After cyclone Bopha, CARE delivers food to least accessible areas
Tropical cyclone Bopha made landfall in the Philippines on December 4, sweeping across the southern islands and affecting 26 of the Philippines’ 80 provinces. Winds of up to 210 kilometres per hour triggered flash floods, landslides, and widespread damage to homes and farms. This area of the country is not typically hit by strong storms, which has meant that regional authorities were not fully prepared.
The total population affected is currently estimated at over six million people, including over 1000, who have died and a further 800 missing. A total of over 216’000 houses have been damaged and about a quarter of those are reported to have been completely destroyed. Over 800’000 people have been displaced from their homes and are currently staying in evacuation shelters or with friends and relatives.

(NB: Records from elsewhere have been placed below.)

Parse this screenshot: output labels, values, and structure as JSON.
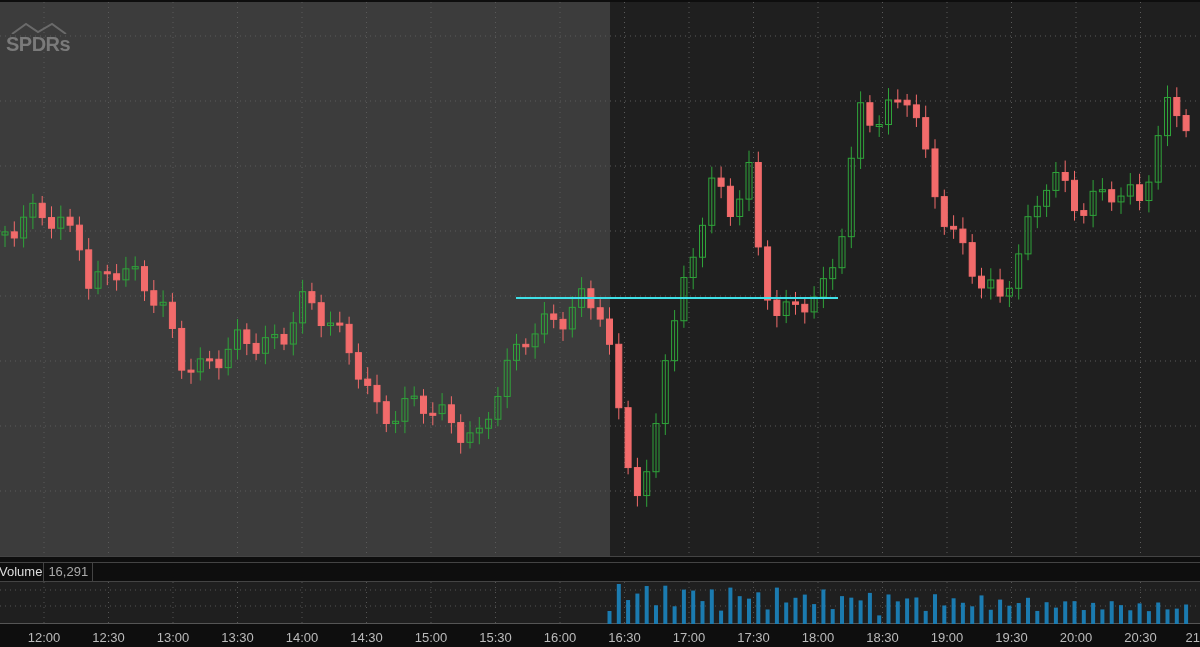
{
  "logo": {
    "text": "SPDRs"
  },
  "volume_panel": {
    "label": "Volume",
    "value": "16,291"
  },
  "time_axis": {
    "labels": [
      "12:00",
      "12:30",
      "13:00",
      "13:30",
      "14:00",
      "14:30",
      "15:00",
      "15:30",
      "16:00",
      "16:30",
      "17:00",
      "17:30",
      "18:00",
      "18:30",
      "19:00",
      "19:30",
      "20:00",
      "20:30",
      "21"
    ]
  }
}
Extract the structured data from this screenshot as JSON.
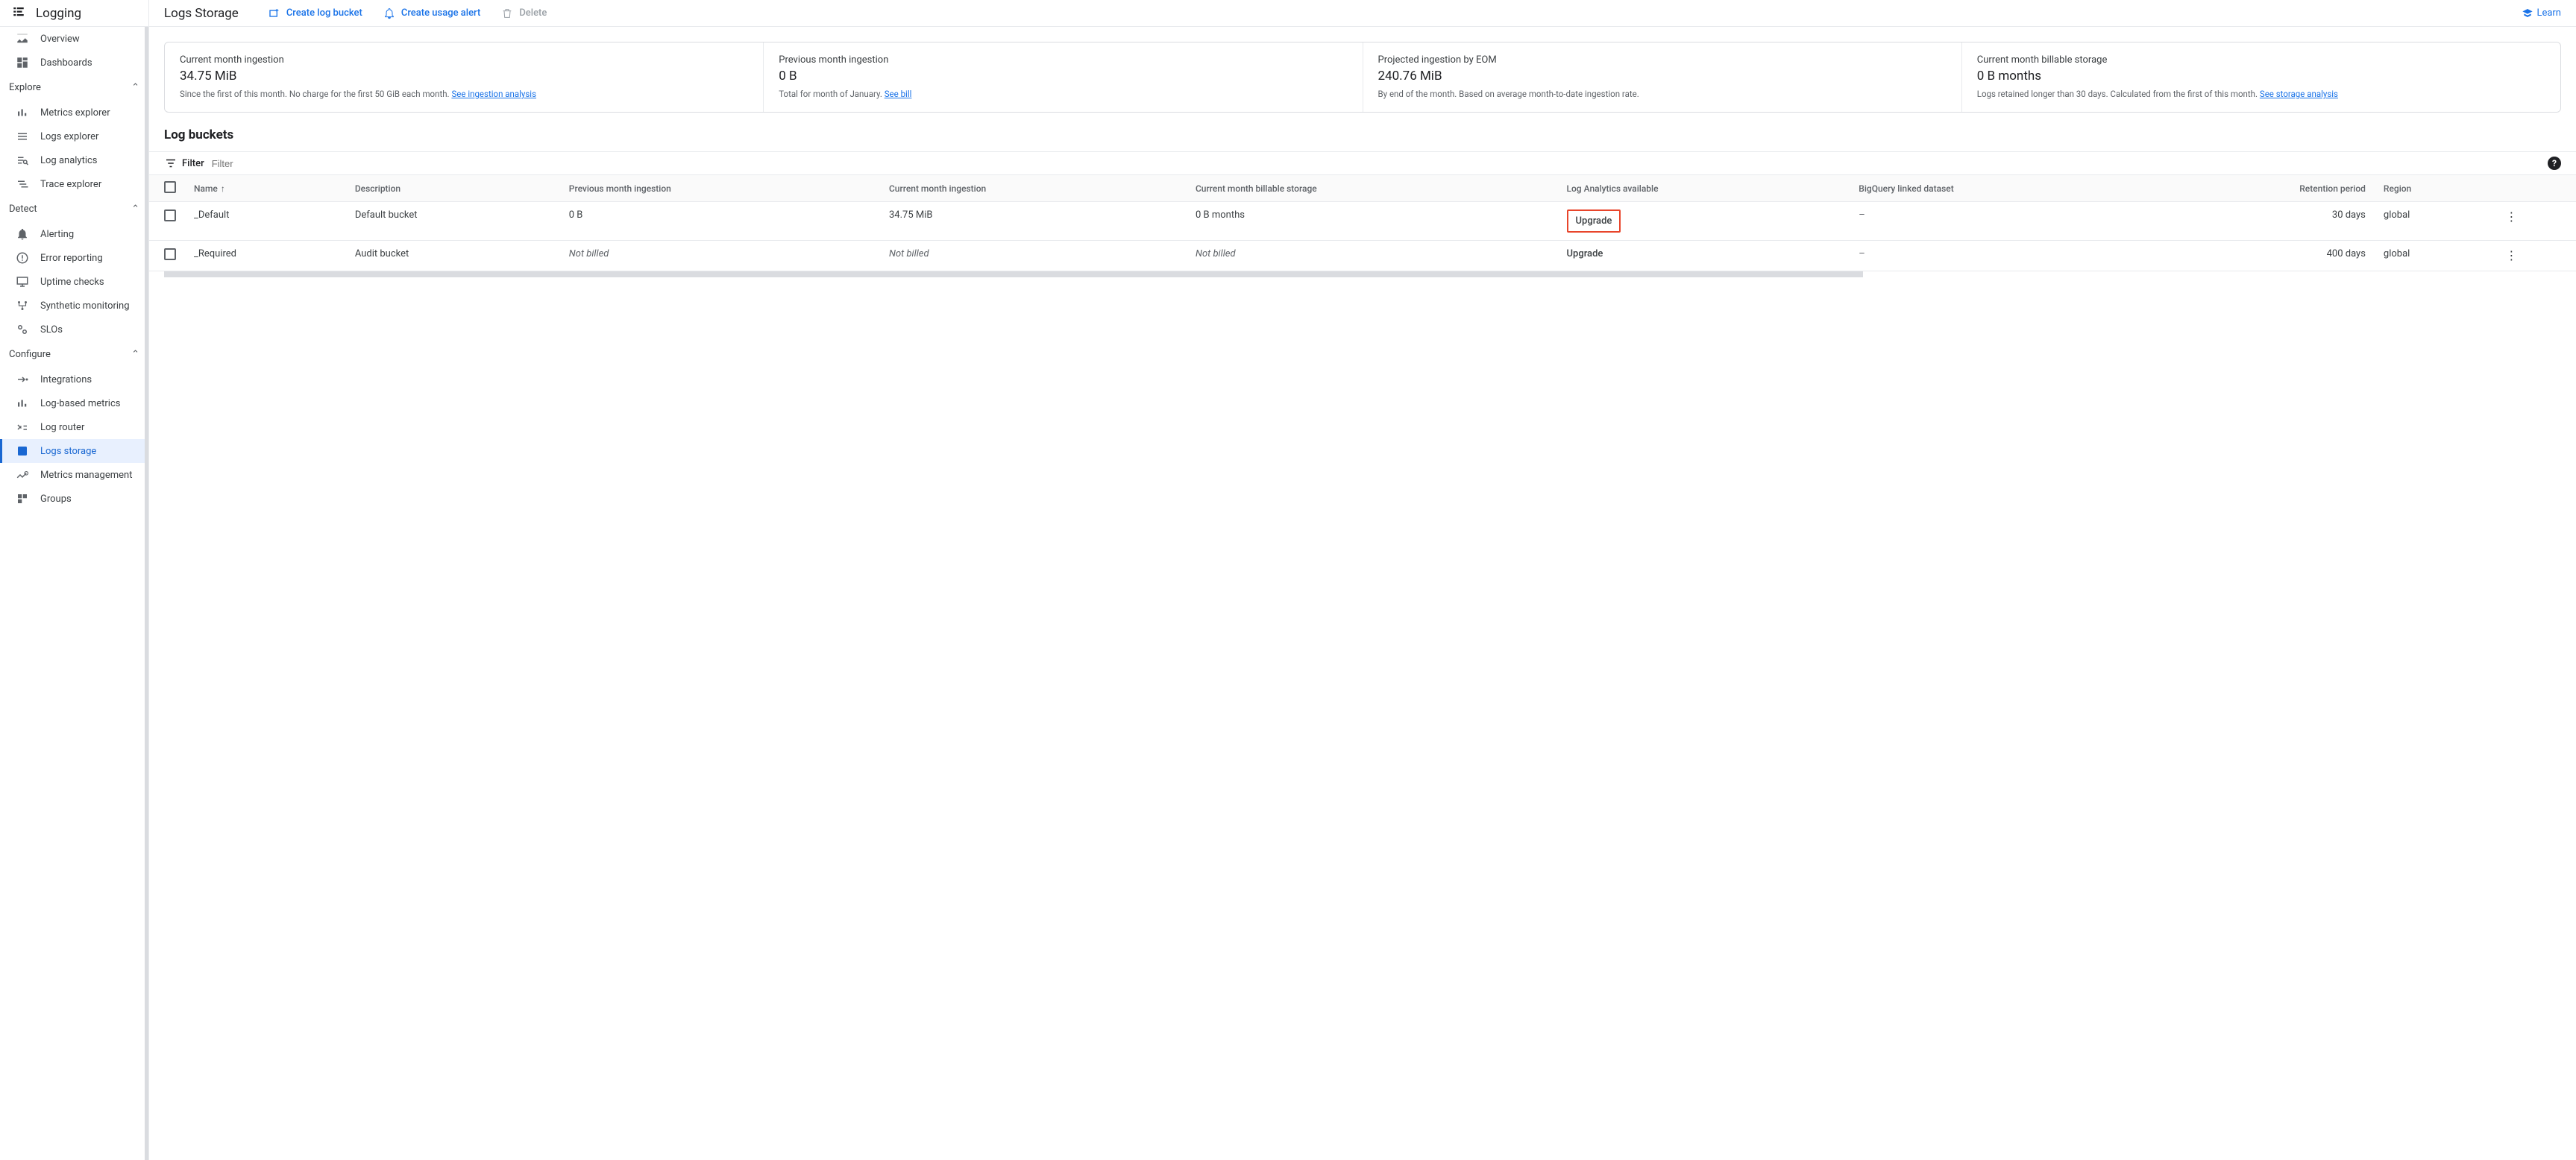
{
  "app": {
    "title": "Logging"
  },
  "sidebar": {
    "top": [
      {
        "label": "Overview"
      },
      {
        "label": "Dashboards"
      }
    ],
    "sections": [
      {
        "title": "Explore",
        "items": [
          {
            "label": "Metrics explorer"
          },
          {
            "label": "Logs explorer"
          },
          {
            "label": "Log analytics"
          },
          {
            "label": "Trace explorer"
          }
        ]
      },
      {
        "title": "Detect",
        "items": [
          {
            "label": "Alerting"
          },
          {
            "label": "Error reporting"
          },
          {
            "label": "Uptime checks"
          },
          {
            "label": "Synthetic monitoring"
          },
          {
            "label": "SLOs"
          }
        ]
      },
      {
        "title": "Configure",
        "items": [
          {
            "label": "Integrations"
          },
          {
            "label": "Log-based metrics"
          },
          {
            "label": "Log router"
          },
          {
            "label": "Logs storage",
            "active": true
          },
          {
            "label": "Metrics management"
          },
          {
            "label": "Groups"
          }
        ]
      }
    ]
  },
  "header": {
    "title": "Logs Storage",
    "create_bucket": "Create log bucket",
    "create_alert": "Create usage alert",
    "delete": "Delete",
    "learn": "Learn"
  },
  "stats": [
    {
      "label": "Current month ingestion",
      "value": "34.75 MiB",
      "note_a": "Since the first of this month. No charge for the first 50 GiB each month. ",
      "link": "See ingestion analysis"
    },
    {
      "label": "Previous month ingestion",
      "value": "0 B",
      "note_a": "Total for month of January. ",
      "link": "See bill"
    },
    {
      "label": "Projected ingestion by EOM",
      "value": "240.76 MiB",
      "note_a": "By end of the month. Based on average month-to-date ingestion rate.",
      "link": ""
    },
    {
      "label": "Current month billable storage",
      "value": "0 B months",
      "note_a": "Logs retained longer than 30 days. Calculated from the first of this month. ",
      "link": "See storage analysis"
    }
  ],
  "section_title": "Log buckets",
  "filter": {
    "label": "Filter",
    "placeholder": "Filter"
  },
  "table": {
    "columns": {
      "name": "Name",
      "description": "Description",
      "prev": "Previous month ingestion",
      "curr": "Current month ingestion",
      "billable": "Current month billable storage",
      "analytics": "Log Analytics available",
      "bigquery": "BigQuery linked dataset",
      "retention": "Retention period",
      "region": "Region"
    },
    "rows": [
      {
        "name": "_Default",
        "description": "Default bucket",
        "prev": "0 B",
        "curr": "34.75 MiB",
        "billable": "0 B months",
        "analytics": "Upgrade",
        "bigquery": "–",
        "retention": "30 days",
        "region": "global",
        "highlight": true
      },
      {
        "name": "_Required",
        "description": "Audit bucket",
        "prev": "Not billed",
        "curr": "Not billed",
        "billable": "Not billed",
        "analytics": "Upgrade",
        "bigquery": "–",
        "retention": "400 days",
        "region": "global",
        "italic": true
      }
    ]
  }
}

“Many people are currently relying on food relief for nourishment, so the priorities now are continued food relief and livelihood recovery” says Celso Dulce, CARE’s Philippines representative and disaster risk reduction advisor. “Most of the affected people are smallholder farmers growing crops like bananas, coconuts and oil palm, or they work as agricultural labourers. These crops take time to recover – banana plants for example take a year to become productive again – so helping farmers to plant during this season and ensuring access to fast-maturing crops is vital.”
Some villages only reachable on foot
Because of damaged roads and bridges, access to some communities is still very difficult. Humanitarian aid has been delayed in some areas due to continuing heavy rain and the difficulty of access. Some villages can still only be reached on foot, after hikes of several hours. In many areas infrastructure such as electricity and cellphone reception has not yet been restored, making coordination and communication difficult.
Sewage and water systems have been severely damaged. Many do not yet have reliable access to clean water or sanitation facilities, particularly in the temporary and informal shelters. Diarrhoea and other health problems have been reported. Access to health services including maternity care is also insufficient.
CARE distributes food and hygiene kits
CARE has already distributed food packages and water and hygiene kits to almost 15’000 people or 3’000 households. Along with food aid, CARE also plans to work with partners to deliver shelter and livelihood recovery programs. CARE’s efforts will be focused on the upland areas and isolated, often indigenous, communities which are more difficult to access and therefore may otherwise receive less assistance.
CARE will also continue to focus on disaster preparedness throughout its broader work in the Philippines, as the aftermath of Bopha clearly show how effective these programs can be. In areas where community-based disaster preparedness programs like ecosystem management, early warning systems, and evacuation plans had been implemented, people were better able to protect themselves, communities were more resilient, and losses and suffering were significantly reduced.
About CARE: Founded in 1945, CARE is a leading humanitarian organization fighting global poverty. CARE has more than six decades of experience helping people prepare for disasters, providing lifesaving assistance when a crisis hits, and helping communities recover after the emergency has passed. CARE places special focus on women and children, who are often disproportionately affected by disasters. Learn more about CARE's work in the Philippines here.